What is needed
Could the records below please be retyped exactly, with their pictures left out?

Start of Block

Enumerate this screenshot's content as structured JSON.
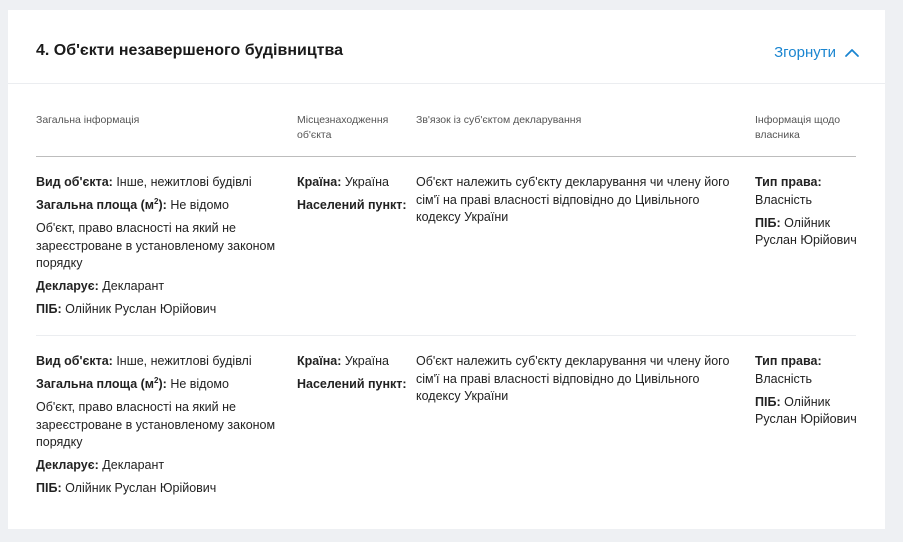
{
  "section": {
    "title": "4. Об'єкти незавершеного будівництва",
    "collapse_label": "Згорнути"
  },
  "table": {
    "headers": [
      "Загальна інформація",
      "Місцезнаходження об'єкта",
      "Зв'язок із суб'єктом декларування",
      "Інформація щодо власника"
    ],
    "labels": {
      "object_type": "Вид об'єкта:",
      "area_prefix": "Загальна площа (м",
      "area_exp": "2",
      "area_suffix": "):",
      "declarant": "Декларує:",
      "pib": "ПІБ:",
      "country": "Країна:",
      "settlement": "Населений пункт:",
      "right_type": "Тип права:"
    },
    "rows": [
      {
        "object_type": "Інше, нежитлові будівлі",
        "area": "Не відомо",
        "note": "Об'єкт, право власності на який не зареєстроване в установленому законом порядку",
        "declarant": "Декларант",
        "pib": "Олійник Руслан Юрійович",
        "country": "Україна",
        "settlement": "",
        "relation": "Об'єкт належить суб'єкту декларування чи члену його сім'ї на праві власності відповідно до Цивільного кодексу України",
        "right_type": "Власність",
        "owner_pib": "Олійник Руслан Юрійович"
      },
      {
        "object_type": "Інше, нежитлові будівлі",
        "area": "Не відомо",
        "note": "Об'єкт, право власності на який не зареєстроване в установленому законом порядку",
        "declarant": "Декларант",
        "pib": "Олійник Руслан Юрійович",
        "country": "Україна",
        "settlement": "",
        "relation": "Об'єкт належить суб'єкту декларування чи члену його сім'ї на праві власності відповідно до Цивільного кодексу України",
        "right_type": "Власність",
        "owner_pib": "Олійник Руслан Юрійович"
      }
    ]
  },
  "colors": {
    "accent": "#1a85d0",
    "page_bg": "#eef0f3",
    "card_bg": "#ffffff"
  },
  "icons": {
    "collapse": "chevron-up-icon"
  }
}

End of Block

Response area
Enumerate this screenshot's content as structured JSON.
{
  "section": {
    "title": "4. Об'єкти незавершеного будівництва",
    "collapse_label": "Згорнути"
  },
  "table": {
    "headers": [
      "Загальна інформація",
      "Місцезнаходження об'єкта",
      "Зв'язок із суб'єктом декларування",
      "Інформація щодо власника"
    ],
    "labels": {
      "object_type": "Вид об'єкта:",
      "area_prefix": "Загальна площа (м",
      "area_exp": "2",
      "area_suffix": "):",
      "declarant": "Декларує:",
      "pib": "ПІБ:",
      "country": "Країна:",
      "settlement": "Населений пункт:",
      "right_type": "Тип права:"
    },
    "rows": [
      {
        "object_type": "Інше, нежитлові будівлі",
        "area": "Не відомо",
        "note": "Об'єкт, право власності на який не зареєстроване в установленому законом порядку",
        "declarant": "Декларант",
        "pib": "Олійник Руслан Юрійович",
        "country": "Україна",
        "settlement": "",
        "relation": "Об'єкт належить суб'єкту декларування чи члену його сім'ї на праві власності відповідно до Цивільного кодексу України",
        "right_type": "Власність",
        "owner_pib": "Олійник Руслан Юрійович"
      },
      {
        "object_type": "Інше, нежитлові будівлі",
        "area": "Не відомо",
        "note": "Об'єкт, право власності на який не зареєстроване в установленому законом порядку",
        "declarant": "Декларант",
        "pib": "Олійник Руслан Юрійович",
        "country": "Україна",
        "settlement": "",
        "relation": "Об'єкт належить суб'єкту декларування чи члену його сім'ї на праві власності відповідно до Цивільного кодексу України",
        "right_type": "Власність",
        "owner_pib": "Олійник Руслан Юрійович"
      }
    ]
  },
  "colors": {
    "accent": "#1a85d0",
    "page_bg": "#eef0f3",
    "card_bg": "#ffffff"
  },
  "icons": {
    "collapse": "chevron-up-icon"
  }
}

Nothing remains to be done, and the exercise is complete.